What you need to do »
The records that follow are to be copied word for word. Pictures should be omitted.

Provided entries »
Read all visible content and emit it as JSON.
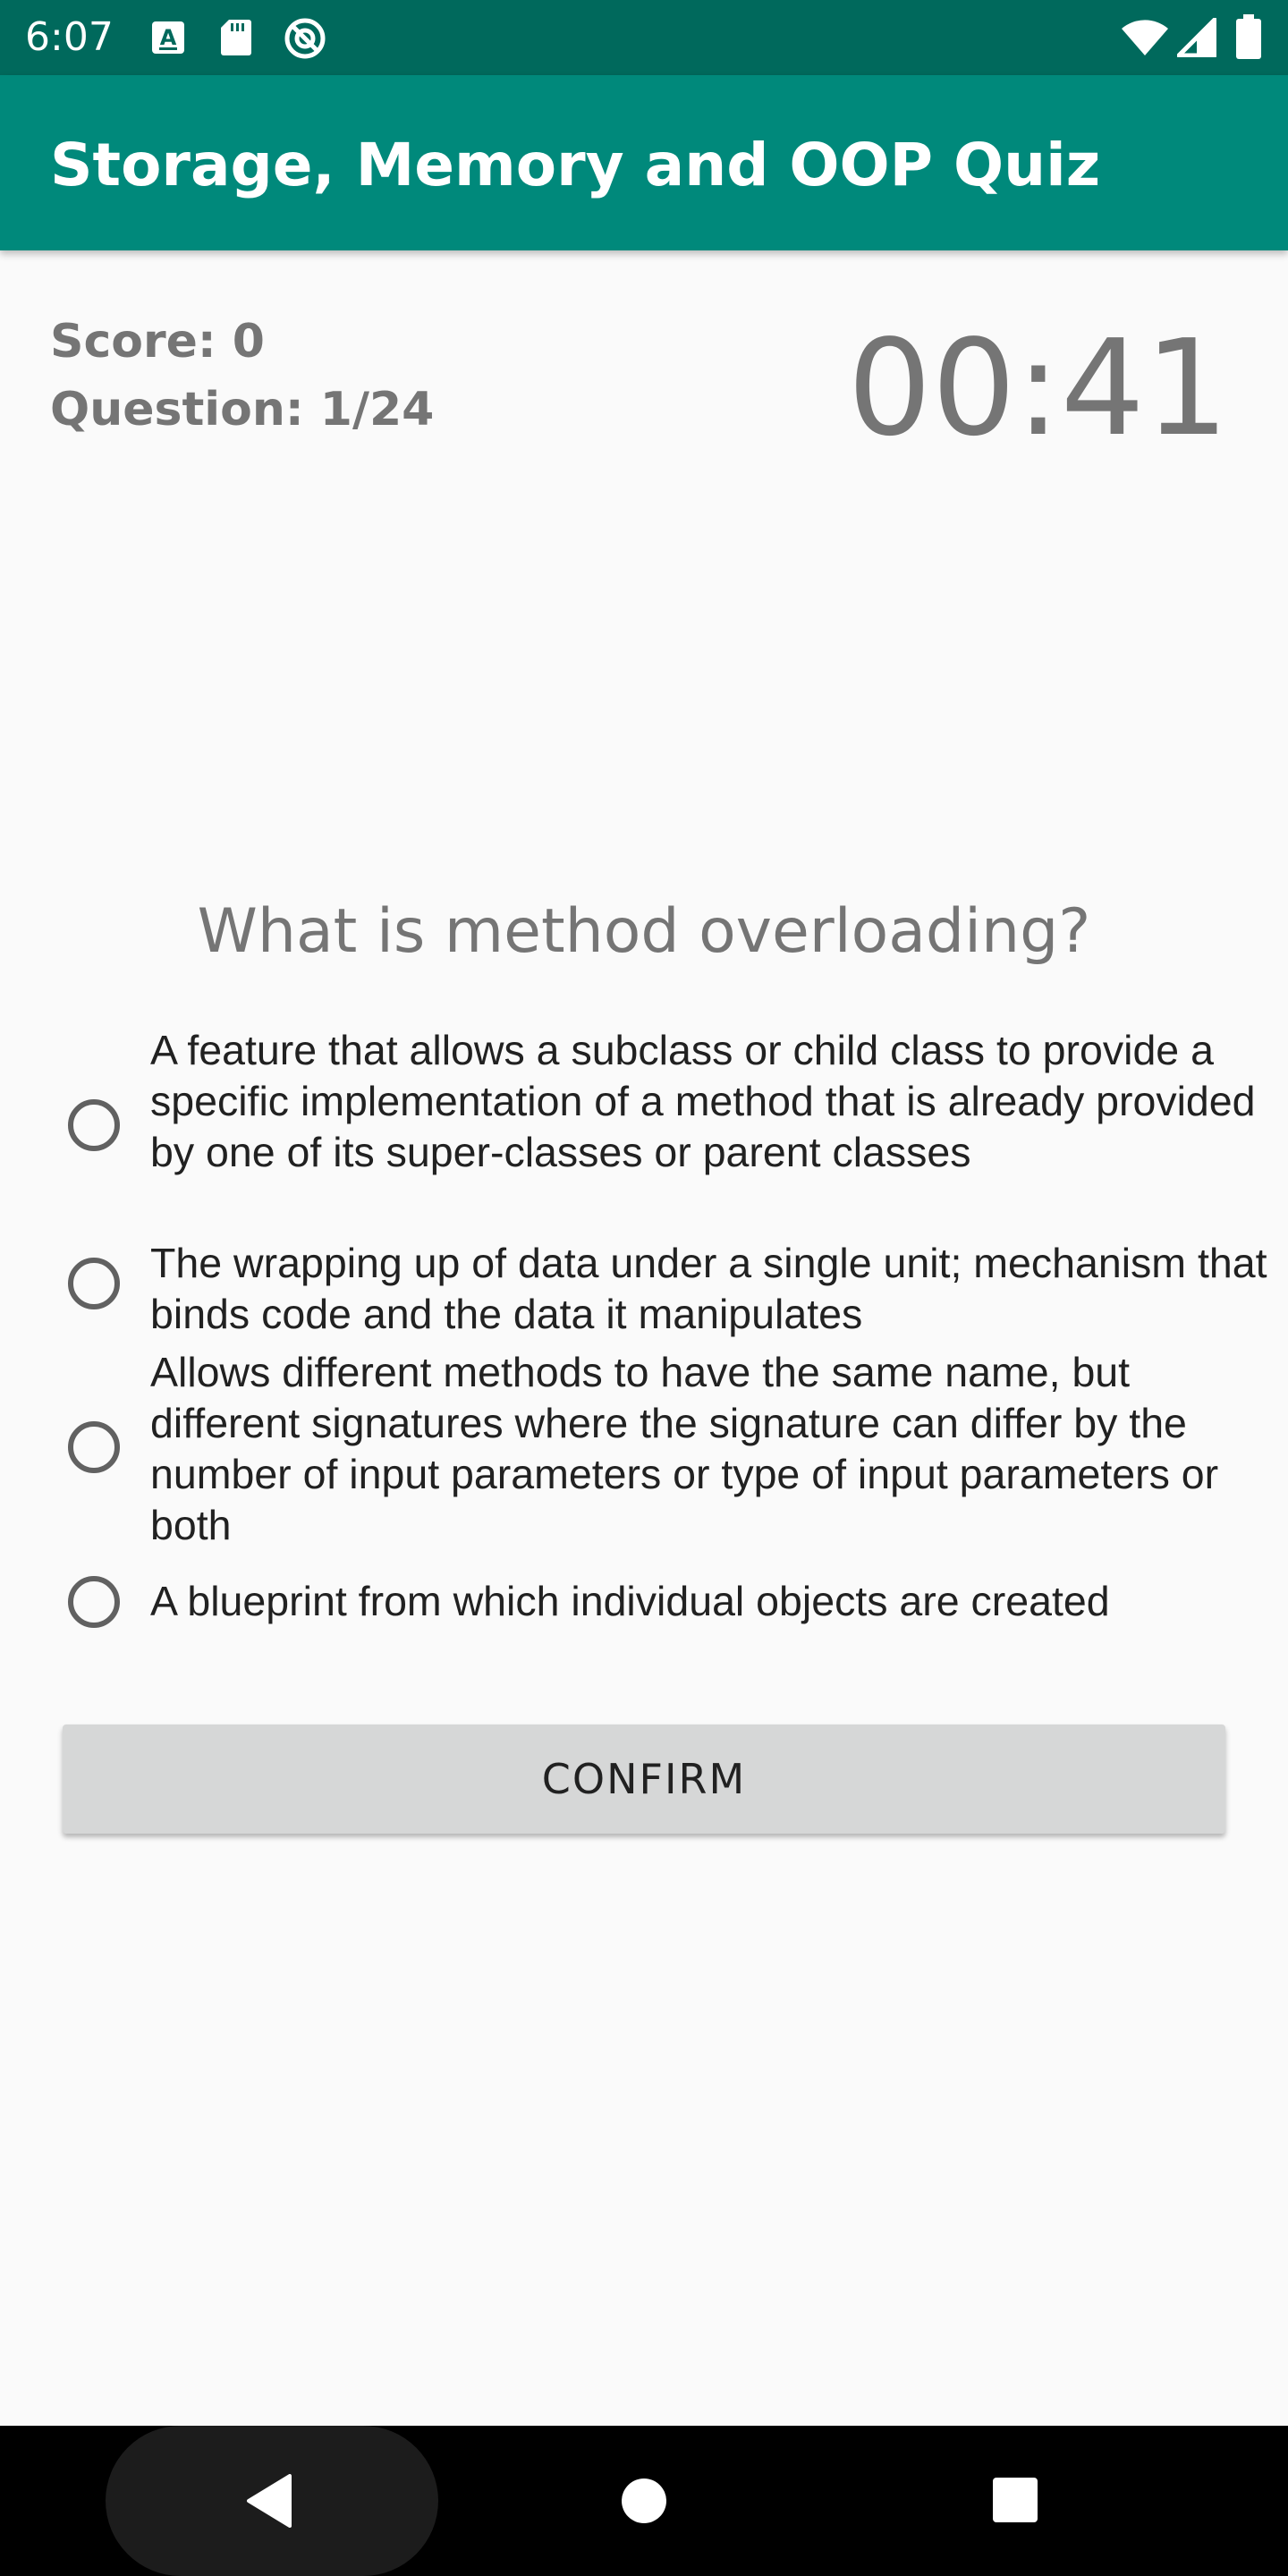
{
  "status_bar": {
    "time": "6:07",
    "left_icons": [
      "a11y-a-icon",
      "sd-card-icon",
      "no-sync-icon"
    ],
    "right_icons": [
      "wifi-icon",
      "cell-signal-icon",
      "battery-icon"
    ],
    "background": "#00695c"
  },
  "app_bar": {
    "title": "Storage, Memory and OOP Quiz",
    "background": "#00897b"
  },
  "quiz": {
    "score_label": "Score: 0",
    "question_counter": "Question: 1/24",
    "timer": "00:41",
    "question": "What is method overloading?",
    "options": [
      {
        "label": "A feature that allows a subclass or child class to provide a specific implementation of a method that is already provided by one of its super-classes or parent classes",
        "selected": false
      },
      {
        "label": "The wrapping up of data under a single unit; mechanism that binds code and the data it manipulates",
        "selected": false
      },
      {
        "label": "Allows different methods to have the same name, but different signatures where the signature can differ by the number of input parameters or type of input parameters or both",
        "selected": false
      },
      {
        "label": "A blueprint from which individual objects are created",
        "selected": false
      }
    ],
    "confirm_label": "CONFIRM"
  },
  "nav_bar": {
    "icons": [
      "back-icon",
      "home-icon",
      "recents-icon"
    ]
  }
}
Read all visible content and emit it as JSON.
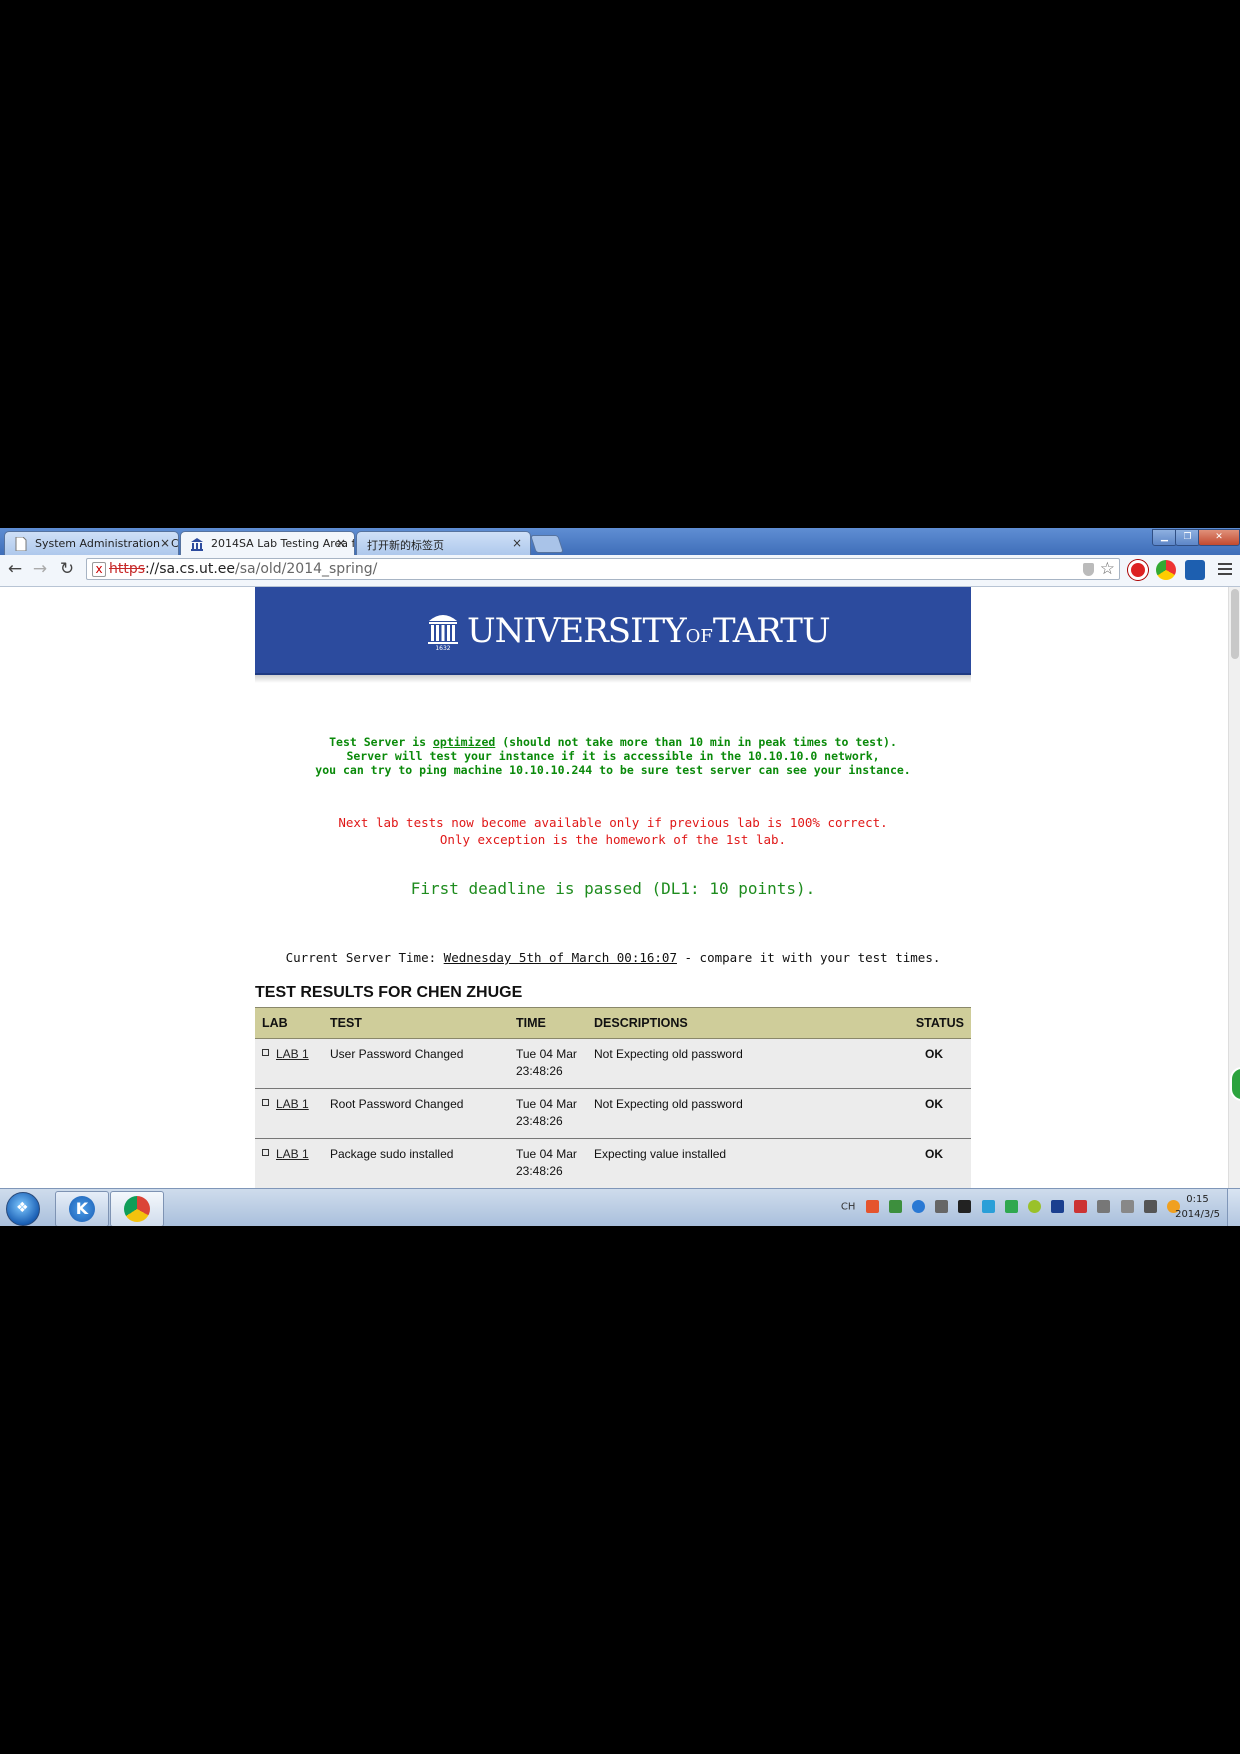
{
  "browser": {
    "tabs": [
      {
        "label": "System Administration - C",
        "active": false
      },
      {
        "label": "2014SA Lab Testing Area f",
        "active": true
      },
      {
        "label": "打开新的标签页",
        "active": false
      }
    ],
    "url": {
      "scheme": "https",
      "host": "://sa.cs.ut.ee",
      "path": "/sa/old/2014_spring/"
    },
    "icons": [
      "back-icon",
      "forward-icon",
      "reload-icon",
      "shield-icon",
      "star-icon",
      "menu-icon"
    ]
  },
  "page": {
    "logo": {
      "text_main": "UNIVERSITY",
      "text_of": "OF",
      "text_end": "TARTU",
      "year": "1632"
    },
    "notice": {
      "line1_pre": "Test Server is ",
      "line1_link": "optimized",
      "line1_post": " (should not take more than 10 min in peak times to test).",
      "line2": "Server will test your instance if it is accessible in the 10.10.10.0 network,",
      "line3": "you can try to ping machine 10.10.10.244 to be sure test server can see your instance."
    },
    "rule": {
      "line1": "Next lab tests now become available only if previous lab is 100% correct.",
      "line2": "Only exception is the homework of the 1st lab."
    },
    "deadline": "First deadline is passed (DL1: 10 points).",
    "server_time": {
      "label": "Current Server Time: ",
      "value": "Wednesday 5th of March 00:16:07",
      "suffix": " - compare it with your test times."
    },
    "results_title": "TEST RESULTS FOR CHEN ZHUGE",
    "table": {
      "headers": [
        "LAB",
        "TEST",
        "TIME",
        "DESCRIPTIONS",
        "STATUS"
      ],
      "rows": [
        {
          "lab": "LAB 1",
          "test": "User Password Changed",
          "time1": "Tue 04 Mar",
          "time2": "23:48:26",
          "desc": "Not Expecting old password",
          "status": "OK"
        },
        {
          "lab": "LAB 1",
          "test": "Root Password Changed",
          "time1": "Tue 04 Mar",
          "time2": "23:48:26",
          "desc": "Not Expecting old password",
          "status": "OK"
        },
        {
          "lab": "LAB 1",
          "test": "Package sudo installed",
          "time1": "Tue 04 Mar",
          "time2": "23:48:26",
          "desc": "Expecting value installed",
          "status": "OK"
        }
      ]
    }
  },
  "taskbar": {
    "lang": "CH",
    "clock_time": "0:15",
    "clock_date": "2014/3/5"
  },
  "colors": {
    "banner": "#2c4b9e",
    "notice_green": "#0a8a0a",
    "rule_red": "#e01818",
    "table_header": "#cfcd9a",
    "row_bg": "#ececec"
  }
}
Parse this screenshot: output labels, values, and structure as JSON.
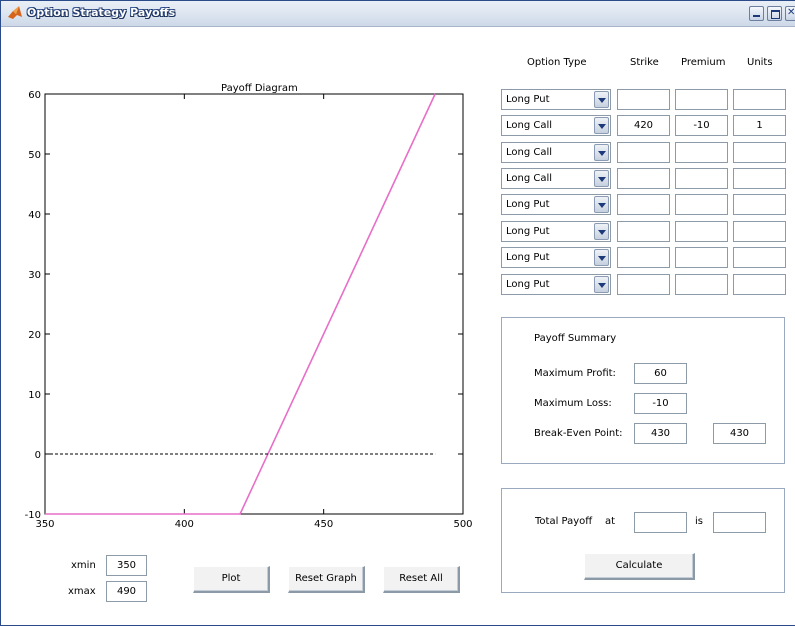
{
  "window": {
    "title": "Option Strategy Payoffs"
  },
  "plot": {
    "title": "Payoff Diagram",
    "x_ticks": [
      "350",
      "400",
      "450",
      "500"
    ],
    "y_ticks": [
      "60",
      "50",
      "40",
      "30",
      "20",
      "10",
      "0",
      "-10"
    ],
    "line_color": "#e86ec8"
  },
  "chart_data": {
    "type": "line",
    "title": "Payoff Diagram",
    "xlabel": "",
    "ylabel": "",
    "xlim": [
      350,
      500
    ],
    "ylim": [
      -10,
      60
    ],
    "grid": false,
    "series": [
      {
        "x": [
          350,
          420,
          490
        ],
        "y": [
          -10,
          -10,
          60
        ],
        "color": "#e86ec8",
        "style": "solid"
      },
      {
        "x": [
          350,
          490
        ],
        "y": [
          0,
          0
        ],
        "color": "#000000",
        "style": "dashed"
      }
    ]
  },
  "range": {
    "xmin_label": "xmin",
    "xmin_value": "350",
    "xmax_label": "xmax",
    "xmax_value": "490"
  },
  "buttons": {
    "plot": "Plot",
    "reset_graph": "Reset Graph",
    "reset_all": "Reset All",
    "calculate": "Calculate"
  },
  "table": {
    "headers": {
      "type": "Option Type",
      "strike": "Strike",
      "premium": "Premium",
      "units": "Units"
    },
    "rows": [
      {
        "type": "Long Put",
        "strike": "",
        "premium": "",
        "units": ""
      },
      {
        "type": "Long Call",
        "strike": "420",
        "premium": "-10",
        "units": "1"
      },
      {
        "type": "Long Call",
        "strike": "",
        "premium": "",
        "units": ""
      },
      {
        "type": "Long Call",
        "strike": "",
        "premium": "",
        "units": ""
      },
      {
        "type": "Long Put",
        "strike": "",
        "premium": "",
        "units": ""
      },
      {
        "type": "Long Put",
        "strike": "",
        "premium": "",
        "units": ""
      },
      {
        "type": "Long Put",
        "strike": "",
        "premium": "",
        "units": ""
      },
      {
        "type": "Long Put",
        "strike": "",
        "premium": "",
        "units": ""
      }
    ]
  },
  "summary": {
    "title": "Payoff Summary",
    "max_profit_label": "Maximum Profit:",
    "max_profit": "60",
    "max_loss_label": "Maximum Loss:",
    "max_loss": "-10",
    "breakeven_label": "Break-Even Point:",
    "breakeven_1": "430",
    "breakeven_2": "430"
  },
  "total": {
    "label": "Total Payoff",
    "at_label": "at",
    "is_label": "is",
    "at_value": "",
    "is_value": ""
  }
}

Response to the exercise »
Read all visible content and emit it as JSON.
{
  "status_bar": {
    "time": "6:07",
    "left_icons": [
      "a11y-a-icon",
      "sd-card-icon",
      "no-sync-icon"
    ],
    "right_icons": [
      "wifi-icon",
      "cell-signal-icon",
      "battery-icon"
    ],
    "background": "#00695c"
  },
  "app_bar": {
    "title": "Storage, Memory and OOP Quiz",
    "background": "#00897b"
  },
  "quiz": {
    "score_label": "Score: 0",
    "question_counter": "Question: 1/24",
    "timer": "00:41",
    "question": "What is method overloading?",
    "options": [
      {
        "label": "A feature that allows a subclass or child class to provide a specific implementation of a method that is already provided by one of its super-classes or parent classes",
        "selected": false
      },
      {
        "label": "The wrapping up of data under a single unit; mechanism that binds code and the data it manipulates",
        "selected": false
      },
      {
        "label": "Allows different methods to have the same name, but different signatures where the signature can differ by the number of input parameters or type of input parameters or both",
        "selected": false
      },
      {
        "label": "A blueprint from which individual objects are created",
        "selected": false
      }
    ],
    "confirm_label": "CONFIRM"
  },
  "nav_bar": {
    "icons": [
      "back-icon",
      "home-icon",
      "recents-icon"
    ]
  }
}
Read all visible content and emit it as JSON.
{
  "browser": {
    "tabs": [
      {
        "label": "System Administration - C",
        "active": false
      },
      {
        "label": "2014SA Lab Testing Area f",
        "active": true
      },
      {
        "label": "打开新的标签页",
        "active": false
      }
    ],
    "url": {
      "scheme": "https",
      "host": "://sa.cs.ut.ee",
      "path": "/sa/old/2014_spring/"
    },
    "icons": [
      "back-icon",
      "forward-icon",
      "reload-icon",
      "shield-icon",
      "star-icon",
      "menu-icon"
    ]
  },
  "page": {
    "logo": {
      "text_main": "UNIVERSITY",
      "text_of": "OF",
      "text_end": "TARTU",
      "year": "1632"
    },
    "notice": {
      "line1_pre": "Test Server is ",
      "line1_link": "optimized",
      "line1_post": " (should not take more than 10 min in peak times to test).",
      "line2": "Server will test your instance if it is accessible in the 10.10.10.0 network,",
      "line3": "you can try to ping machine 10.10.10.244 to be sure test server can see your instance."
    },
    "rule": {
      "line1": "Next lab tests now become available only if previous lab is 100% correct.",
      "line2": "Only exception is the homework of the 1st lab."
    },
    "deadline": "First deadline is passed (DL1: 10 points).",
    "server_time": {
      "label": "Current Server Time: ",
      "value": "Wednesday 5th of March 00:16:07",
      "suffix": " - compare it with your test times."
    },
    "results_title": "TEST RESULTS FOR CHEN ZHUGE",
    "table": {
      "headers": [
        "LAB",
        "TEST",
        "TIME",
        "DESCRIPTIONS",
        "STATUS"
      ],
      "rows": [
        {
          "lab": "LAB 1",
          "test": "User Password Changed",
          "time1": "Tue 04 Mar",
          "time2": "23:48:26",
          "desc": "Not Expecting old password",
          "status": "OK"
        },
        {
          "lab": "LAB 1",
          "test": "Root Password Changed",
          "time1": "Tue 04 Mar",
          "time2": "23:48:26",
          "desc": "Not Expecting old password",
          "status": "OK"
        },
        {
          "lab": "LAB 1",
          "test": "Package sudo installed",
          "time1": "Tue 04 Mar",
          "time2": "23:48:26",
          "desc": "Expecting value installed",
          "status": "OK"
        }
      ]
    }
  },
  "taskbar": {
    "lang": "CH",
    "clock_time": "0:15",
    "clock_date": "2014/3/5"
  },
  "colors": {
    "banner": "#2c4b9e",
    "notice_green": "#0a8a0a",
    "rule_red": "#e01818",
    "table_header": "#cfcd9a",
    "row_bg": "#ececec"
  }
}
Parse this screenshot: output labels, values, and structure as JSON.
{
  "window": {
    "title": "Option Strategy Payoffs"
  },
  "plot": {
    "title": "Payoff Diagram",
    "x_ticks": [
      "350",
      "400",
      "450",
      "500"
    ],
    "y_ticks": [
      "60",
      "50",
      "40",
      "30",
      "20",
      "10",
      "0",
      "-10"
    ],
    "line_color": "#e86ec8"
  },
  "chart_data": {
    "type": "line",
    "title": "Payoff Diagram",
    "xlabel": "",
    "ylabel": "",
    "xlim": [
      350,
      500
    ],
    "ylim": [
      -10,
      60
    ],
    "grid": false,
    "series": [
      {
        "x": [
          350,
          420,
          490
        ],
        "y": [
          -10,
          -10,
          60
        ],
        "color": "#e86ec8",
        "style": "solid"
      },
      {
        "x": [
          350,
          490
        ],
        "y": [
          0,
          0
        ],
        "color": "#000000",
        "style": "dashed"
      }
    ]
  },
  "range": {
    "xmin_label": "xmin",
    "xmin_value": "350",
    "xmax_label": "xmax",
    "xmax_value": "490"
  },
  "buttons": {
    "plot": "Plot",
    "reset_graph": "Reset Graph",
    "reset_all": "Reset All",
    "calculate": "Calculate"
  },
  "table": {
    "headers": {
      "type": "Option Type",
      "strike": "Strike",
      "premium": "Premium",
      "units": "Units"
    },
    "rows": [
      {
        "type": "Long Put",
        "strike": "",
        "premium": "",
        "units": ""
      },
      {
        "type": "Long Call",
        "strike": "420",
        "premium": "-10",
        "units": "1"
      },
      {
        "type": "Long Call",
        "strike": "",
        "premium": "",
        "units": ""
      },
      {
        "type": "Long Call",
        "strike": "",
        "premium": "",
        "units": ""
      },
      {
        "type": "Long Put",
        "strike": "",
        "premium": "",
        "units": ""
      },
      {
        "type": "Long Put",
        "strike": "",
        "premium": "",
        "units": ""
      },
      {
        "type": "Long Put",
        "strike": "",
        "premium": "",
        "units": ""
      },
      {
        "type": "Long Put",
        "strike": "",
        "premium": "",
        "units": ""
      }
    ]
  },
  "summary": {
    "title": "Payoff Summary",
    "max_profit_label": "Maximum Profit:",
    "max_profit": "60",
    "max_loss_label": "Maximum Loss:",
    "max_loss": "-10",
    "breakeven_label": "Break-Even Point:",
    "breakeven_1": "430",
    "breakeven_2": "430"
  },
  "total": {
    "label": "Total Payoff",
    "at_label": "at",
    "is_label": "is",
    "at_value": "",
    "is_value": ""
  }
}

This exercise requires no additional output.